List of declined baby names for 2018 released
14 January 2019
Under New Zealand law, parents are free to be creative when naming their baby. While there are no “banned” names in New Zealand, there are certain boundaries in place. New parents can register their child using SmartStart, an online tool providing a range of services for new babies.
Jeff Montgomery, Registrar-General of Births, Deaths and Marriages, says the guidelines make sure the names don’t cause offence, are a reasonable length, and don’t unjustifiably resemble an official title or rank.
“The name of any baby born and registered in New Zealand must comply with New Zealand’s rules, regardless of the nationality of the parents,” explains Mr Montgomery.

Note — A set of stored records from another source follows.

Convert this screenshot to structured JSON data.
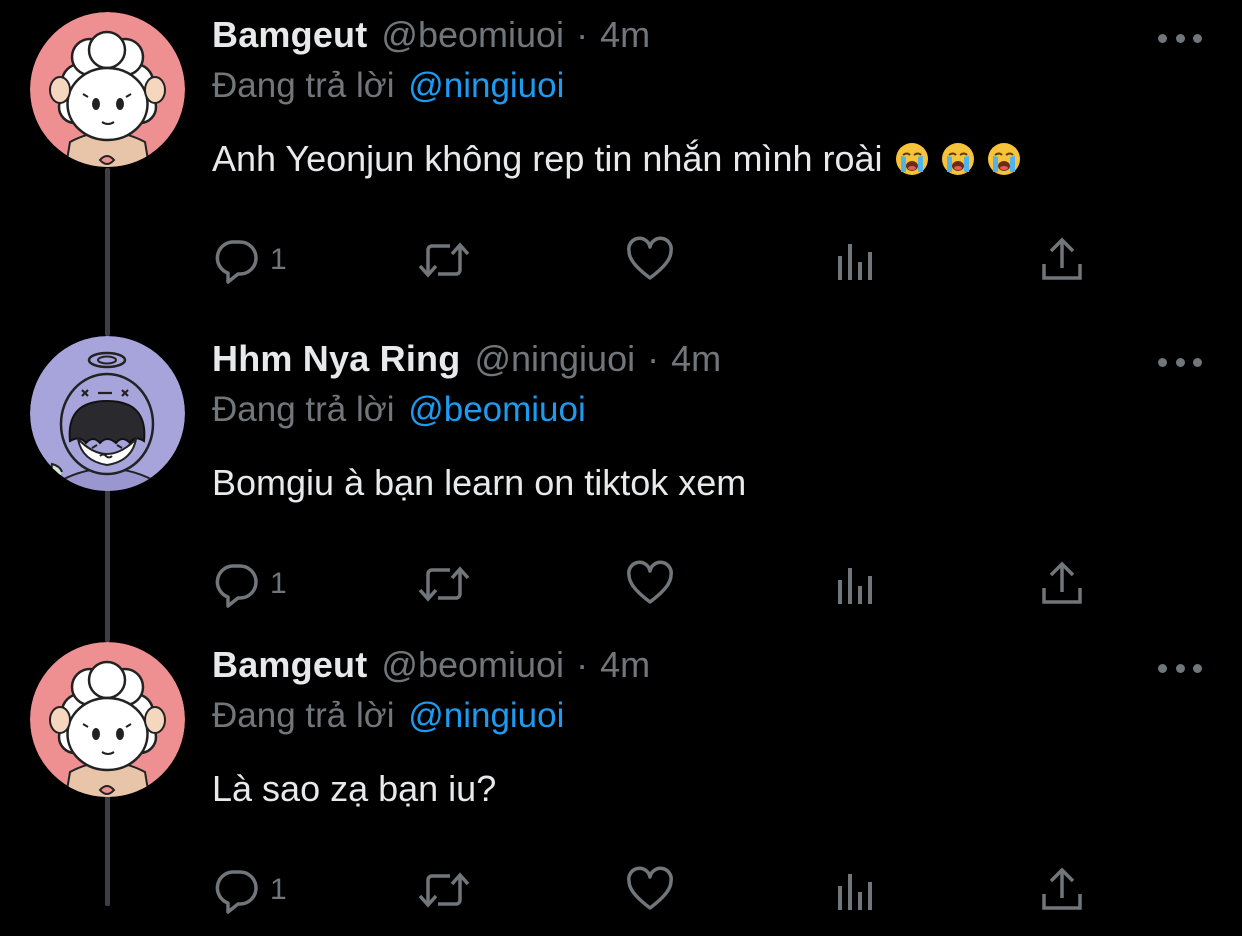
{
  "thread": {
    "tweets": [
      {
        "display_name": "Bamgeut",
        "handle": "@beomiuoi",
        "separator": "·",
        "time": "4m",
        "replying_prefix": "Đang trả lời",
        "replying_to": "@ningiuoi",
        "text": "Anh Yeonjun không rep tin nhắn mình roài",
        "emojis": [
          "loudly-crying-face",
          "loudly-crying-face",
          "loudly-crying-face"
        ],
        "reply_count": "1",
        "avatar": "pink-lamb-avatar"
      },
      {
        "display_name": "Hhm Nya Ring",
        "handle": "@ningiuoi",
        "separator": "·",
        "time": "4m",
        "replying_prefix": "Đang trả lời",
        "replying_to": "@beomiuoi",
        "text": "Bomgiu à bạn learn on tiktok xem",
        "emojis": [],
        "reply_count": "1",
        "avatar": "purple-angel-avatar"
      },
      {
        "display_name": "Bamgeut",
        "handle": "@beomiuoi",
        "separator": "·",
        "time": "4m",
        "replying_prefix": "Đang trả lời",
        "replying_to": "@ningiuoi",
        "text": "Là sao zạ bạn iu?",
        "emojis": [],
        "reply_count": "1",
        "avatar": "pink-lamb-avatar"
      }
    ]
  },
  "colors": {
    "background": "#000000",
    "text_primary": "#e7e9ea",
    "text_secondary": "#71767b",
    "accent": "#1d9bf0",
    "thread_line": "#3b4047",
    "avatar_pink": "#ee8f92",
    "avatar_purple": "#a7a4dc"
  },
  "icons": [
    "reply-icon",
    "retweet-icon",
    "like-icon",
    "analytics-icon",
    "share-icon",
    "more-icon"
  ]
}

“For example, you'll need to rethink swear words, names of more than 70 characters, numerals or anything unpronounceable, like a backslash or a punctuation mark.”
“There's no problem if you want to give your child a spelled-out number or even silly name, but remember your child has to live with it!”
If a name appears to fail the criteria, it can be reviewed by the Registrar-General of Births, Deaths and Marriages.
The family then has an opportunity to present their reasons for the name, and these may be accepted by the Registrar-General, on a case-by-case basis.
Of the nearly 60,000 babies born in New Zealand each year, less than 1% of babies have their name personally considered by the Registrar-General.
In 2018, there were over 18,000 unique first names registered for children. The top names this year were Oliver and Charlotte, with Nikau and Mia taking out the top spots for Māori names.
Below is a list of names declined by the Registrar-General in 2018. For the full list of most popular baby names and to find out more about registering your baby, head towww.SmartStart.services.govt.nz
Declined baby names for 2018